We have had numerous visits to the ENT doctors since Ally was born. From day 1 she has had sleep apnea and struggled to sleep. When she did fall asleep, there was always the chance that she’ll stop breathing and turn blue. Luckily she outgrew those episodes but we’ve been plagued with various other ENT related problems through the years.
Her sleep apnea has never fully resolved itself and in recent months I’ve become increasingly concerned. Here is some basic information about the effects of sleep apnea in children
- behavioural and mental effects
- diminished growth
- cardiovascular effects
- bed wetting
- hyperactivity during the day
At our last ENT visit, we were told that Ally is a “mouth-breather” which basically means, she breathes through her mouth instead of her nose. It may sound trivial but it isn’t. When we breathe through our nose, dust and foreign particles are trapped in the tiny hairs that line our nasal passage. When we breathe through our mouth, we are inhaling all those particles into our lungs. In growing children, mouth breathing affects their facial development and if left untreated, results in what is known as “long-faced syndrome”. There is a very comprehensive article detailing mouth breathing in children here. The first thing we need to do is to determine the cause of her mouth breathing. We know she has allergies, we just don’t know what exactly she is allergic to. Her nasal passages are extremely inflamed which makes it hard for her to breathe through her nose.
To cut a long story short, she is scheduled for surgery on Monday morning. Her doctor is going to use a non invasive technique to reduce the swelling of her sinus turbinates. We pray and hope that this is going to be the solution to her sleep problems. Due to her age, the procedure is going to be done under general anesthesia which carries its own risk in itself. Since she’ll be under GA, we’re going to insert a new set of ear tubes for her. I’m very excited about this prospect since it would mean she’ll be able to hear clearly! Her doctor will be taking her blood to try to find out what she’s allergic to. The lab results should come back in a few weeks since it’s going to be sent to a lab in Australia.

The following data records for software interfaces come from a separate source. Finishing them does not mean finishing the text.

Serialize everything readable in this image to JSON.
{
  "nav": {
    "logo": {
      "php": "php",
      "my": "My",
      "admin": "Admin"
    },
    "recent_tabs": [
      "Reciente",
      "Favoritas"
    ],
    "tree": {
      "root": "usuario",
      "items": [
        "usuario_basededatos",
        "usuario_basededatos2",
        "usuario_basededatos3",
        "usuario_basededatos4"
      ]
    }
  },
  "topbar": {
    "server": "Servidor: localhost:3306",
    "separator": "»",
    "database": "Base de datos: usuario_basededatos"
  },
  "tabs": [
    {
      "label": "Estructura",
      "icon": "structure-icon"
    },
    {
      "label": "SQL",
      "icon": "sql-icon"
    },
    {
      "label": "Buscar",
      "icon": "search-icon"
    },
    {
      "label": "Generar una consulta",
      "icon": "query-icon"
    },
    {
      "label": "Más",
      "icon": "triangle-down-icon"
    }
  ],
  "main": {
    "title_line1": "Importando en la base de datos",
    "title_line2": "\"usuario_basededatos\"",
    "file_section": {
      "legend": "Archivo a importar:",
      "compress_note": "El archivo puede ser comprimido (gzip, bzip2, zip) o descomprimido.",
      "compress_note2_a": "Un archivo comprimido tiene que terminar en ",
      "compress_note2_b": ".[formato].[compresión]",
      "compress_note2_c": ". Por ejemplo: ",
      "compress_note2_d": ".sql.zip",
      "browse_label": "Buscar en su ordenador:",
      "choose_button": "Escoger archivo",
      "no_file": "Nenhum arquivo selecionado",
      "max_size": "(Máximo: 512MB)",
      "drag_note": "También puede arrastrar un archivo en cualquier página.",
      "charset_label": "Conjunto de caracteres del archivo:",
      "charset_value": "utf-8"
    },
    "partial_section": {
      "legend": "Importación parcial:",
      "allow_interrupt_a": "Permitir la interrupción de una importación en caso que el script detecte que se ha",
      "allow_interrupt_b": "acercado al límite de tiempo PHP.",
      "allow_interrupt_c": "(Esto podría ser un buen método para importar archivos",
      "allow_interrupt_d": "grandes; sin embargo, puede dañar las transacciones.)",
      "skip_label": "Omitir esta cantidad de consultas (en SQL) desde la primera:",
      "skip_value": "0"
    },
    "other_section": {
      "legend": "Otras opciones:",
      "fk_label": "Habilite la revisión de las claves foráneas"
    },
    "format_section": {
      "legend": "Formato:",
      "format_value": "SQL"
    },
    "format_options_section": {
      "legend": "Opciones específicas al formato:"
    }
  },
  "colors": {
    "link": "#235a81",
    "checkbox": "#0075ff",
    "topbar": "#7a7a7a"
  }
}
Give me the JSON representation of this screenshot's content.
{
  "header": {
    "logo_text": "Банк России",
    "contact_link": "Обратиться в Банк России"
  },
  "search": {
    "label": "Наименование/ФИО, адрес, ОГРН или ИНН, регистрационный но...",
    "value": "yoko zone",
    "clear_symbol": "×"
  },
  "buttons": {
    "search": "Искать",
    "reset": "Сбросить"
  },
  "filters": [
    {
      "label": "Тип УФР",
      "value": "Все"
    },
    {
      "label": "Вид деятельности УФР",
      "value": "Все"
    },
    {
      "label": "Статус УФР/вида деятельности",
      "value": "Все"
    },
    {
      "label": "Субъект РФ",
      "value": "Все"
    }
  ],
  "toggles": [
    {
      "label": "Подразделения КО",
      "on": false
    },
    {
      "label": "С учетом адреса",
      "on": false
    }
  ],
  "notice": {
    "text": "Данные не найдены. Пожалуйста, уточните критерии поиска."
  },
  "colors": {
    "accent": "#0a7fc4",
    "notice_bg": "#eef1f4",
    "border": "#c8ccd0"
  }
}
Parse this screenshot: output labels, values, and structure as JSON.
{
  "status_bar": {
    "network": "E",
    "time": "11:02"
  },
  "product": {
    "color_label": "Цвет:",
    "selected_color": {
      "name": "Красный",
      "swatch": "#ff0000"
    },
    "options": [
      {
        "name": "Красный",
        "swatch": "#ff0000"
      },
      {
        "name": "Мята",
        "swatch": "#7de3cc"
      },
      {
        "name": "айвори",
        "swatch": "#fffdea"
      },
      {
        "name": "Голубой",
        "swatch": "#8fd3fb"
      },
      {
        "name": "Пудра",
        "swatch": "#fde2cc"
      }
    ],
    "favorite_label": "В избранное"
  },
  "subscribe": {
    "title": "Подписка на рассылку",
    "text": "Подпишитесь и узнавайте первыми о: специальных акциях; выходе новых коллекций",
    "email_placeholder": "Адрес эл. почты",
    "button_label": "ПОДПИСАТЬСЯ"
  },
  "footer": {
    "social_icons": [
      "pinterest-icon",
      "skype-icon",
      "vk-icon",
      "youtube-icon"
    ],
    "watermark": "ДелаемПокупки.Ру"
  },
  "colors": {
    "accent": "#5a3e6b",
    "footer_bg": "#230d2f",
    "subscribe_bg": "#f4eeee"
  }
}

This time round we have chosen to go to a private ENT doctor. The children’s hospital has provided her excellent medical care since birth and we have no complains about it. Sadly, their ENT department is severely understaffed and getting an appointment will take months. The biggest advantage in going the private route besides the short waiting time is that the procedure doesn’t need to take place in a hospital setting. This will hopefully be less traumatic for Ally even though she is used to hospitals by now.
Monday is going to be a big day for our family, I pray and hope that by putting her through this surgery, it will give her a more restful sleep.